Search the records below for the word "this". Copy each line where it occurs.

• [Data extract]
● ● ● ● ● ● ●

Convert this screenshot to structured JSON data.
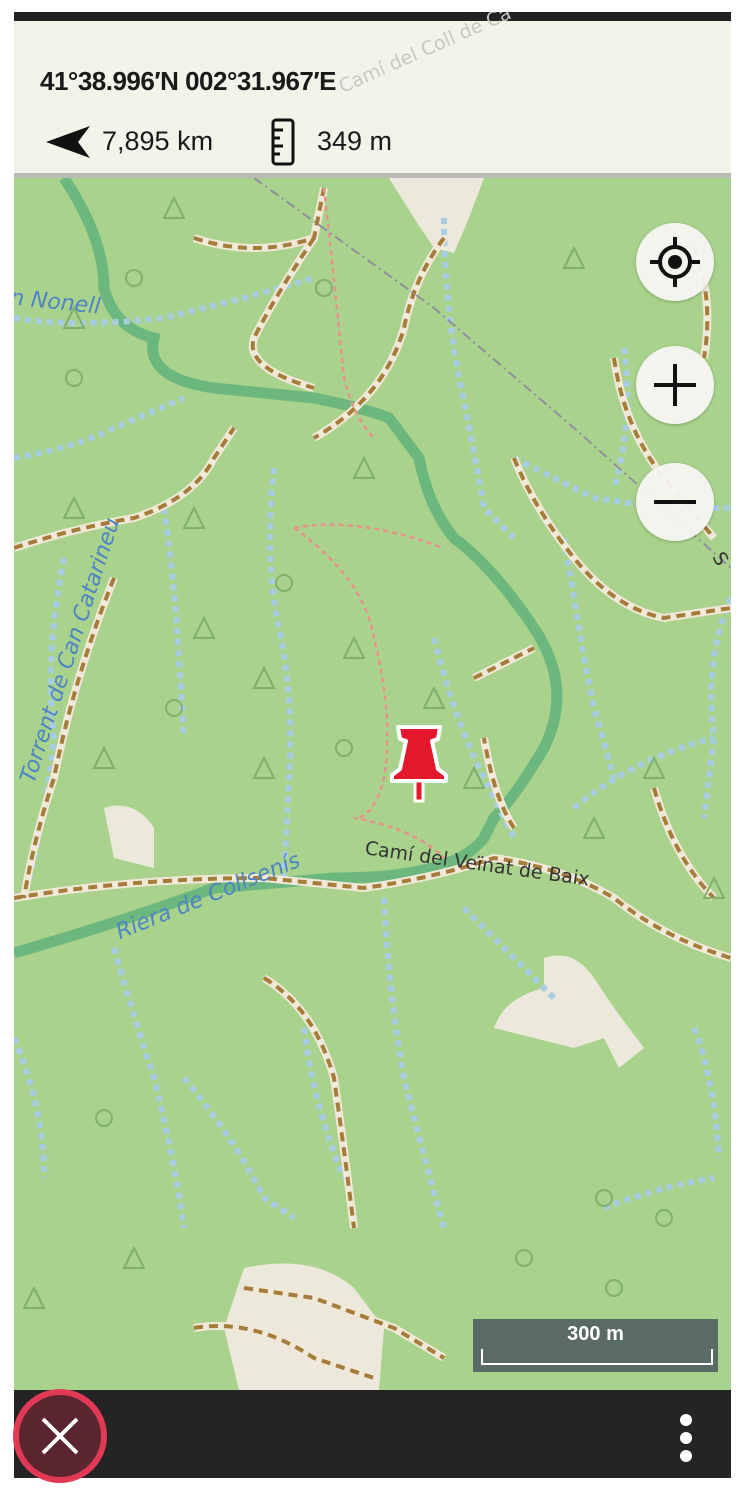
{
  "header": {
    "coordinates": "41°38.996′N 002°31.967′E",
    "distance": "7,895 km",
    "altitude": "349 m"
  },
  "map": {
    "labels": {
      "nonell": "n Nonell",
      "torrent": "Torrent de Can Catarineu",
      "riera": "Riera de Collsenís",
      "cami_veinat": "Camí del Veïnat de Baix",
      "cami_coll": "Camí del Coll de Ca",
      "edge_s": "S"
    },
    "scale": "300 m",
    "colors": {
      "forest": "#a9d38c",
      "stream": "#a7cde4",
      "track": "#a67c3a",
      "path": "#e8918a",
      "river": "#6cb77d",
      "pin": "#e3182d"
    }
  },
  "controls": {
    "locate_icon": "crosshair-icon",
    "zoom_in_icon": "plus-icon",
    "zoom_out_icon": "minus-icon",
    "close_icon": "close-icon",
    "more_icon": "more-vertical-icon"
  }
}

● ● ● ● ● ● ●

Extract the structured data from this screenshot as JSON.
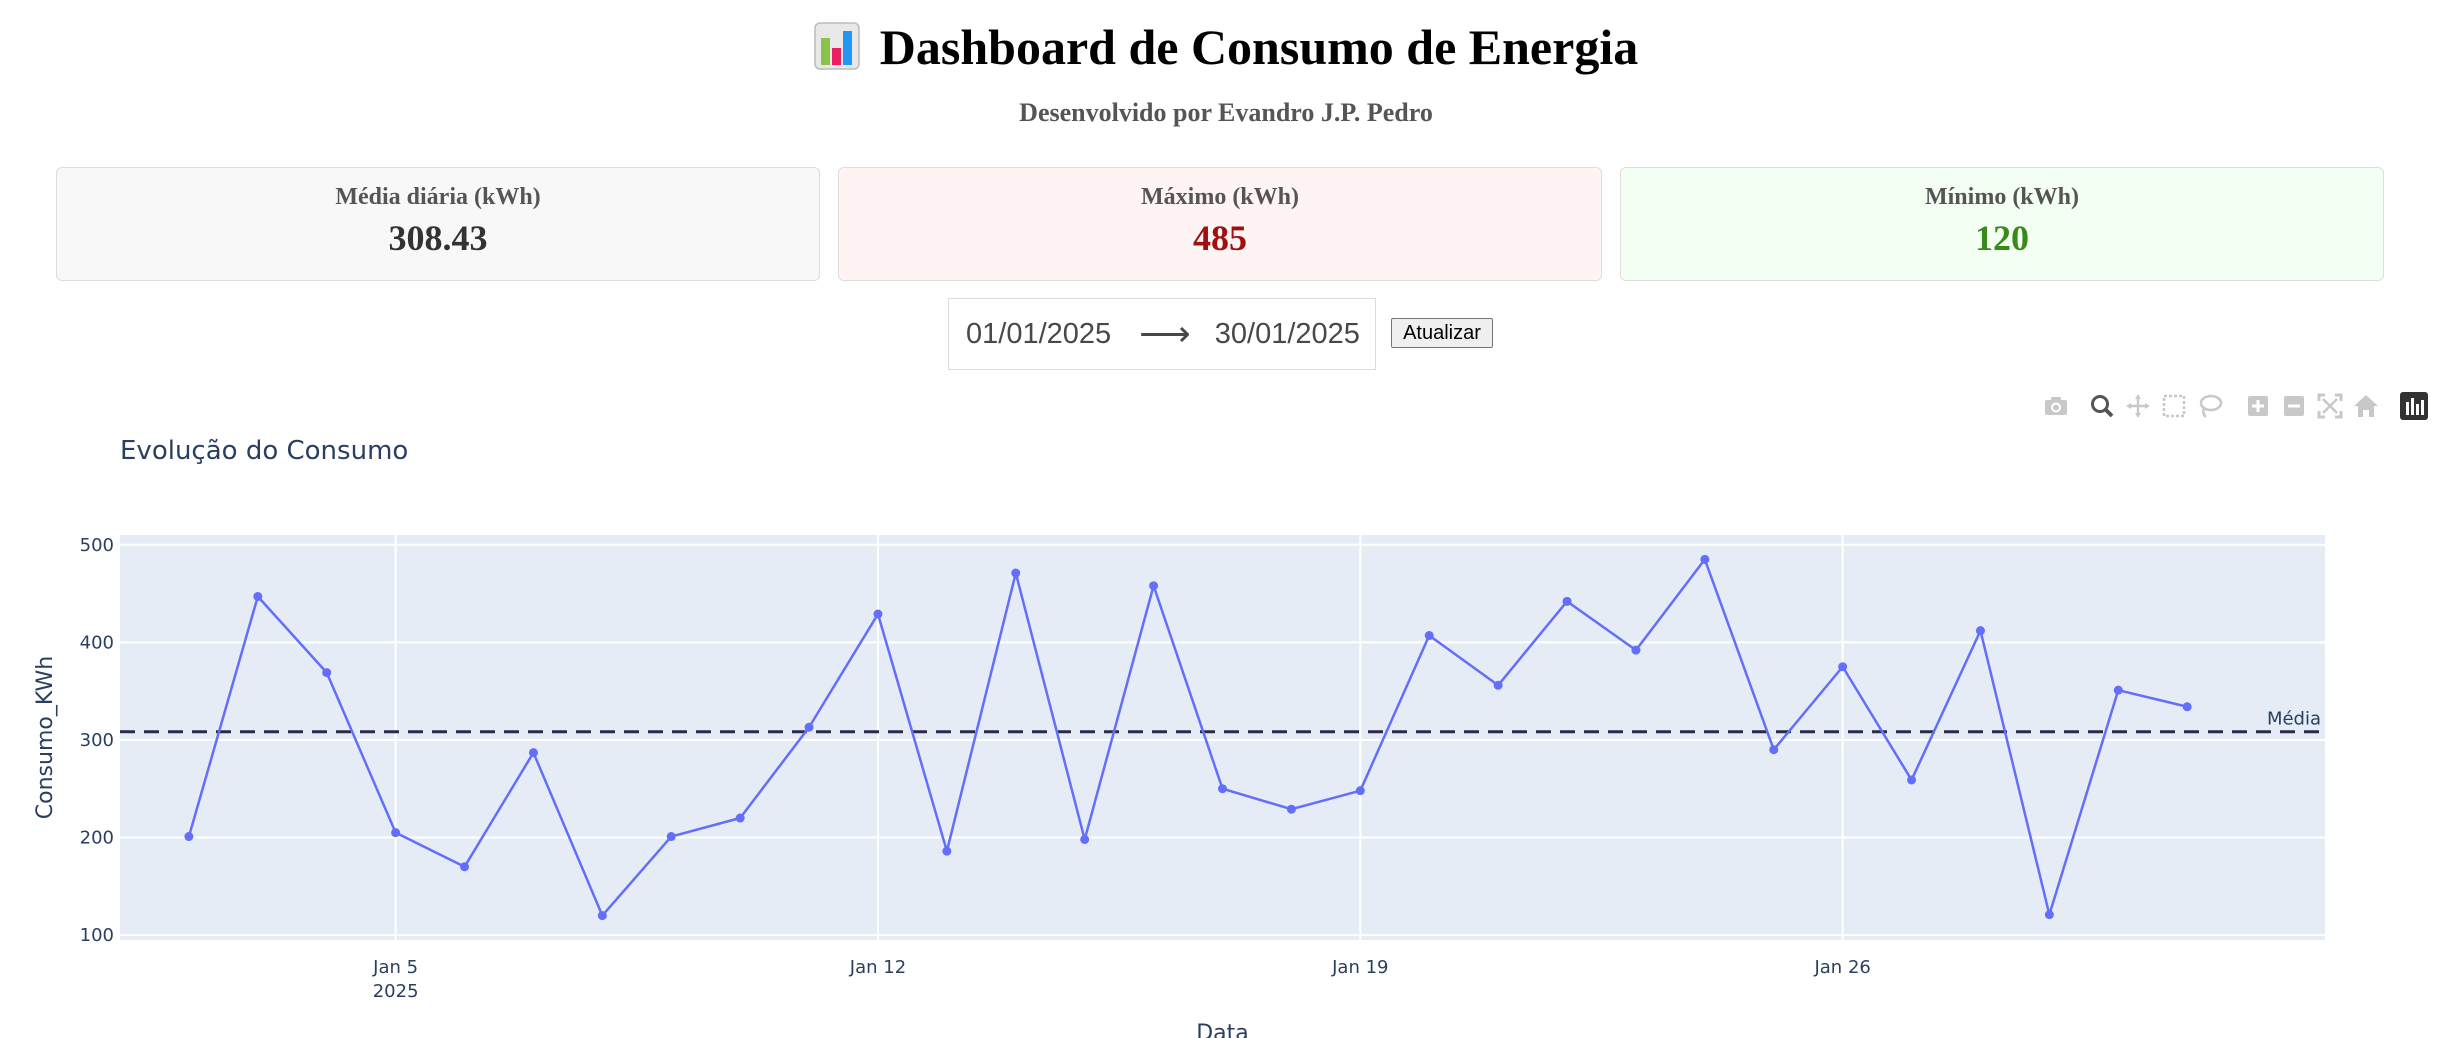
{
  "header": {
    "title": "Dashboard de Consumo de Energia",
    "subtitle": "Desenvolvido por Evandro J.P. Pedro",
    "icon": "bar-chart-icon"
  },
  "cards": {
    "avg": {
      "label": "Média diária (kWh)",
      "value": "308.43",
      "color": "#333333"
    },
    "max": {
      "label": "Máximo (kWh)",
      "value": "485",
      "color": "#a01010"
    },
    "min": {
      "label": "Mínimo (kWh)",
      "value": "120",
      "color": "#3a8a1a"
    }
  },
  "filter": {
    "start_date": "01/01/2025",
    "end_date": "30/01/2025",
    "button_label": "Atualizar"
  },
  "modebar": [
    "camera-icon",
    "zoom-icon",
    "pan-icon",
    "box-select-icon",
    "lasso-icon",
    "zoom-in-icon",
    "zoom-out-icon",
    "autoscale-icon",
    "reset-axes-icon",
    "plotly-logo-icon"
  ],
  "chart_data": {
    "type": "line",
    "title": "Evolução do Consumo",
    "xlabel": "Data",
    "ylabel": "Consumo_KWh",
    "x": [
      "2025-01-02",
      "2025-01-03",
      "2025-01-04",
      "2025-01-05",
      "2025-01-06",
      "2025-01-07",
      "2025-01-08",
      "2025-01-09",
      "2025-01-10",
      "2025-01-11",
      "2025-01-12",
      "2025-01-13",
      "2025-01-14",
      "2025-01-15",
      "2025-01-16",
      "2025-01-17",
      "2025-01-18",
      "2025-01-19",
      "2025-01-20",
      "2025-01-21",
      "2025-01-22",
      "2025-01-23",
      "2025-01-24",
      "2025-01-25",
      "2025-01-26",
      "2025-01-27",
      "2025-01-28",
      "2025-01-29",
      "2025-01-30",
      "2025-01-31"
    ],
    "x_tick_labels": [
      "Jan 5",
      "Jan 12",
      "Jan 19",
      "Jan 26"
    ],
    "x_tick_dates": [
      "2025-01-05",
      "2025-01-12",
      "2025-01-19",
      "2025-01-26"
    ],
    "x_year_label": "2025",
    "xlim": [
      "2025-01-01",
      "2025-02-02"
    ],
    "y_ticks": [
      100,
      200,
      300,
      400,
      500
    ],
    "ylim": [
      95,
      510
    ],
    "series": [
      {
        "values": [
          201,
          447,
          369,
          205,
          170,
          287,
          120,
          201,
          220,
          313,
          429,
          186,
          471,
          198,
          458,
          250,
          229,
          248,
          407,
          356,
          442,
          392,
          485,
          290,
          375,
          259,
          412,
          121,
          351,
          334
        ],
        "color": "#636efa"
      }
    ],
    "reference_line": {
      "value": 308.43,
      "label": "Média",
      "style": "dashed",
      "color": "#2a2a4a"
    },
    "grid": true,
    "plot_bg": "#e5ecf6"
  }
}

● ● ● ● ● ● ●

• [Solution to the exercise]
Convert this screenshot to structured JSON data.
Extract the structured data from this screenshot as JSON.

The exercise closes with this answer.